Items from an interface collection
* * * * * * *

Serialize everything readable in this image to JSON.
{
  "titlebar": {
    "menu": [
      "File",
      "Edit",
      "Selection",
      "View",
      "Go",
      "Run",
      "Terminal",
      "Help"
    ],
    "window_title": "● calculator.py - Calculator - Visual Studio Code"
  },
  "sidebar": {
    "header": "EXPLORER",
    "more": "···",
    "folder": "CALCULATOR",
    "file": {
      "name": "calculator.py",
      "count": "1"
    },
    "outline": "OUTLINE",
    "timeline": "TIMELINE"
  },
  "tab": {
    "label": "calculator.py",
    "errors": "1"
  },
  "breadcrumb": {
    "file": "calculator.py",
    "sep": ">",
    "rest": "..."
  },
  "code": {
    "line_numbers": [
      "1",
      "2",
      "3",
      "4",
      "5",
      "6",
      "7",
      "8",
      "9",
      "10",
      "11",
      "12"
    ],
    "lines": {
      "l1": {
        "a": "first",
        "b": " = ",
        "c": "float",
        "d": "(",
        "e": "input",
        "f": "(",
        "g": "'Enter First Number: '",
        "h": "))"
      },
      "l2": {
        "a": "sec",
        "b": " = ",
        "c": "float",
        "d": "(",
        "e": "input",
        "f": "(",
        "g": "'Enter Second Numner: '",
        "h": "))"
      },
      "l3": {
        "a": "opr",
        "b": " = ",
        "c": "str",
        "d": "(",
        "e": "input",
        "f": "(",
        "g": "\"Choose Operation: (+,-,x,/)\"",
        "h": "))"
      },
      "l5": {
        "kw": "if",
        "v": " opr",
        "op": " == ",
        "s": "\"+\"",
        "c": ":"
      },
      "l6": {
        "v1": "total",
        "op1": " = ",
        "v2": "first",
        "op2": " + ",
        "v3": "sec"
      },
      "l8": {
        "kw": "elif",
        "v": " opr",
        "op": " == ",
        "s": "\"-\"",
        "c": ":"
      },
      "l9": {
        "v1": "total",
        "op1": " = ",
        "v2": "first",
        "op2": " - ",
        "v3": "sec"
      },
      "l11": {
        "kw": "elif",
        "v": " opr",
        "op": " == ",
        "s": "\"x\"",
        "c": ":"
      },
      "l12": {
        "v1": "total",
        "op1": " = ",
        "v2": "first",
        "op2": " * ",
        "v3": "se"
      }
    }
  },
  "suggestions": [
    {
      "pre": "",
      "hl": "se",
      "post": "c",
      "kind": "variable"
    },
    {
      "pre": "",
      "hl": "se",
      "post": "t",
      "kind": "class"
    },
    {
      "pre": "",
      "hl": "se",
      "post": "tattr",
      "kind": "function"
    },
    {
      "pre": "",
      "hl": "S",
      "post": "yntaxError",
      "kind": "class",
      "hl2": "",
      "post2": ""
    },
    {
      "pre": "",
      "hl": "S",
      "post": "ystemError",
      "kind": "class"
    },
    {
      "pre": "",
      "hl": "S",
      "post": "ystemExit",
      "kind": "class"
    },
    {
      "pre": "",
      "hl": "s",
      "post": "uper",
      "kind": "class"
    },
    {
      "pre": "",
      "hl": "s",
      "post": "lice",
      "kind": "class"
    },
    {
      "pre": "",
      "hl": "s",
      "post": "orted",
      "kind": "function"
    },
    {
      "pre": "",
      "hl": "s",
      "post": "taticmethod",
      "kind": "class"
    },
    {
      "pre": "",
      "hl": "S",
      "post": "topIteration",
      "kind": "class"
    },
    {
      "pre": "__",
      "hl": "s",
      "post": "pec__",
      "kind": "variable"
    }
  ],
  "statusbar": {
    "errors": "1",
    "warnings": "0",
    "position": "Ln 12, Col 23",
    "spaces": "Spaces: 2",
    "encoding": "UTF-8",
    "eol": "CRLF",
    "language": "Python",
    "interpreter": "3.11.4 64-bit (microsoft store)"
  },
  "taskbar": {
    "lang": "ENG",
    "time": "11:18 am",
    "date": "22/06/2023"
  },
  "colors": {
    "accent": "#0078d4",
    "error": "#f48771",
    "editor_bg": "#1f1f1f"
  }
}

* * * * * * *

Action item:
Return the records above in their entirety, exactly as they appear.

Task answer:
Serialize everything readable in this image to JSON.
{
  "titlebar": {
    "menu": [
      "File",
      "Edit",
      "Selection",
      "View",
      "Go",
      "Run",
      "Terminal",
      "Help"
    ],
    "window_title": "● calculator.py - Calculator - Visual Studio Code"
  },
  "sidebar": {
    "header": "EXPLORER",
    "more": "···",
    "folder": "CALCULATOR",
    "file": {
      "name": "calculator.py",
      "count": "1"
    },
    "outline": "OUTLINE",
    "timeline": "TIMELINE"
  },
  "tab": {
    "label": "calculator.py",
    "errors": "1"
  },
  "breadcrumb": {
    "file": "calculator.py",
    "sep": ">",
    "rest": "..."
  },
  "code": {
    "line_numbers": [
      "1",
      "2",
      "3",
      "4",
      "5",
      "6",
      "7",
      "8",
      "9",
      "10",
      "11",
      "12"
    ],
    "lines": {
      "l1": {
        "a": "first",
        "b": " = ",
        "c": "float",
        "d": "(",
        "e": "input",
        "f": "(",
        "g": "'Enter First Number: '",
        "h": "))"
      },
      "l2": {
        "a": "sec",
        "b": " = ",
        "c": "float",
        "d": "(",
        "e": "input",
        "f": "(",
        "g": "'Enter Second Numner: '",
        "h": "))"
      },
      "l3": {
        "a": "opr",
        "b": " = ",
        "c": "str",
        "d": "(",
        "e": "input",
        "f": "(",
        "g": "\"Choose Operation: (+,-,x,/)\"",
        "h": "))"
      },
      "l5": {
        "kw": "if",
        "v": " opr",
        "op": " == ",
        "s": "\"+\"",
        "c": ":"
      },
      "l6": {
        "v1": "total",
        "op1": " = ",
        "v2": "first",
        "op2": " + ",
        "v3": "sec"
      },
      "l8": {
        "kw": "elif",
        "v": " opr",
        "op": " == ",
        "s": "\"-\"",
        "c": ":"
      },
      "l9": {
        "v1": "total",
        "op1": " = ",
        "v2": "first",
        "op2": " - ",
        "v3": "sec"
      },
      "l11": {
        "kw": "elif",
        "v": " opr",
        "op": " == ",
        "s": "\"x\"",
        "c": ":"
      },
      "l12": {
        "v1": "total",
        "op1": " = ",
        "v2": "first",
        "op2": " * ",
        "v3": "se"
      }
    }
  },
  "suggestions": [
    {
      "pre": "",
      "hl": "se",
      "post": "c",
      "kind": "variable"
    },
    {
      "pre": "",
      "hl": "se",
      "post": "t",
      "kind": "class"
    },
    {
      "pre": "",
      "hl": "se",
      "post": "tattr",
      "kind": "function"
    },
    {
      "pre": "",
      "hl": "S",
      "post": "yntaxError",
      "kind": "class",
      "hl2": "",
      "post2": ""
    },
    {
      "pre": "",
      "hl": "S",
      "post": "ystemError",
      "kind": "class"
    },
    {
      "pre": "",
      "hl": "S",
      "post": "ystemExit",
      "kind": "class"
    },
    {
      "pre": "",
      "hl": "s",
      "post": "uper",
      "kind": "class"
    },
    {
      "pre": "",
      "hl": "s",
      "post": "lice",
      "kind": "class"
    },
    {
      "pre": "",
      "hl": "s",
      "post": "orted",
      "kind": "function"
    },
    {
      "pre": "",
      "hl": "s",
      "post": "taticmethod",
      "kind": "class"
    },
    {
      "pre": "",
      "hl": "S",
      "post": "topIteration",
      "kind": "class"
    },
    {
      "pre": "__",
      "hl": "s",
      "post": "pec__",
      "kind": "variable"
    }
  ],
  "statusbar": {
    "errors": "1",
    "warnings": "0",
    "position": "Ln 12, Col 23",
    "spaces": "Spaces: 2",
    "encoding": "UTF-8",
    "eol": "CRLF",
    "language": "Python",
    "interpreter": "3.11.4 64-bit (microsoft store)"
  },
  "taskbar": {
    "lang": "ENG",
    "time": "11:18 am",
    "date": "22/06/2023"
  },
  "colors": {
    "accent": "#0078d4",
    "error": "#f48771",
    "editor_bg": "#1f1f1f"
  }
}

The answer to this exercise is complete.